Questions Sales People Should Ask Themselves (Part I)
By Mike Wicks | May 31, 2010
Sales can be a little like learning to drive. While learning, we do everything according to the book, but once we pass the driver’s test, we take short cuts and adopt bad habits.
When it comes to selling, these bad practices can have a profound effect on closing sales. Over the years, I have taught hundreds of sales and marketing courses. From time to time, while waxing lyrical on the basics of selling, it would occur to me that I was no longer practising what I was preaching.
Let’s take a look at the first five of 10 questions we need to ask ourselves to ensure we are selling professionally. I’ll discuss the second five in my July/August column.
1. How do I prepare for a sales call? Pre-call preparation is vital, whether you are calling on a prospect, they are coming to you, or it’s by telephone. The first thing you need to consider is the objective of the call. Do you expect it to result in a sale? Or is it an initial contact where you hope to learn more about the prospect’s needs or discover who the decision-maker is? This is important because, if you don’t know the objective, how do you know if you’ve achieved it? Remember: a successful sales call does not necessarily have to end in a sale.
Once you know your objective, you can complete your preparation. For instance, you could research the history of the company you’re selling to or how the organization is structured and what type of product or service they are likely to be interested in purchasing.
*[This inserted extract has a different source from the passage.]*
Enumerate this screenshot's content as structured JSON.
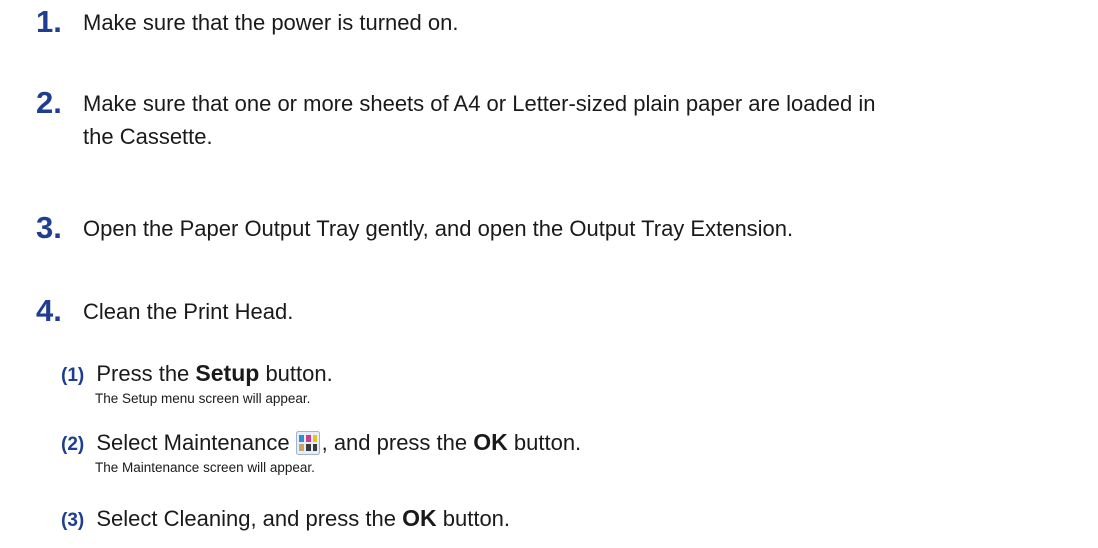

Finding out all you can about the decision-maker (their likes, dislikes, hobbies, etc.) and who they answer to can also be very useful. Consider which of your competitors is in play, try to discover what kind of relationship they have with the prospect, and compare their pricing, delivery, service, and quality to your own.
Being prepared for a sales call means you are less likely to be taken by surprise, and this will boost your confidence, which, in turn increases your chance of making a sale.
2. How do I build rapport? People say you have 30 seconds to make an impression when you meet someone, and I believe that to be true. How we interact with someone can create a sense of ease, or it can be uncomfortable. People buy from people they like and trust — people they are comfortable with. The method I use to create a connection with a prospect is to identify whether they exhibit one of these four social or behavioural styles:
Analytical – People who live in the world of facts and logic
Driver – A-type personalities who make quick decisions, know what they want, and want it now
Expressive – Talkers, who want to build a relationship with you and enjoy being flattered
Amiable – Quieter, more reflective people who need to trust and like you before they buy and also need a lot of assurances
I urge you to Google these four terms and learn more about how you can build rapport by developing a greater understanding of the people you sell to.
3. How do I qualify? If you are in sales, then you know the importance of qualifying your prospects. A great deal of time can be wasted when we try selling to someone who is not in a position to buy. Selling to the wrong person can also irreparably damage our chances of getting the sale; this is summed up well by the saying: “Never get a no from someone who can’t give you a yes.”
Try categorizing the players you come into contact with when selling to a company. In most cases there are initiators, influencers, buyers, decision-makers, evaluators, and users. Be careful not to confuse a buyer with a decision-maker: they can be the same person but not always. If you can’t clearly identify the decision-maker, then ask. It’s as simple as that.
Note that all the players listed above can assist you in getting the sale, so think about building a relationship with each of them — but don’t try to close the deal with anyone but the decision-maker.
The other thing you need to qualify is whether the prospect needs, wants, and can afford to buy what you are selling. If they don’t or can’t, then why are you wasting your time selling to them in the first place?
4. How do I probe and clarify? We all know that we should identify the needs of a prospect before switching to the sales pitch, but often we’re so eager to get to the sale that we only ask a perfunctory question or two before going in for the kill. Preparing the ground well before trying to close will increase your closing rate. Clarifying answers to questions can reap dividends. For example: if you ask “Do you like this product” and the prospect answers that they do, does this give you permission to close? Or should you be probing further with questions like “Will this product suit your current needs?” The latter question is a good trial close, but remember to probe and clarify further if you sense a verbalized or implied “but…” in their answer.
5. How do I establish an agreement? Getting your prospects into the habit of moving in a positive direction is a good strategy. Use questions as trial closes to see what level of interest a prospect has in what you are selling. Typical trial close questions can include “Do you prefer this model or that one?” or “If you decided to purchase, when would you need delivery by?”
These should come across as non-threatening, friendly inquiries and should not be seen by the prospect as you asking for the order. At this point, you are not closing, but rather, you are establishing what agreement level has been reached between you both and what level the negotiation has reached. The answers to these questions may lead you back to probing and clarifying and, of course, answering objections.
In my July/August column, we’ll discuss the final five questions, including “How do I handle objections?” and “Do I use a question to close?”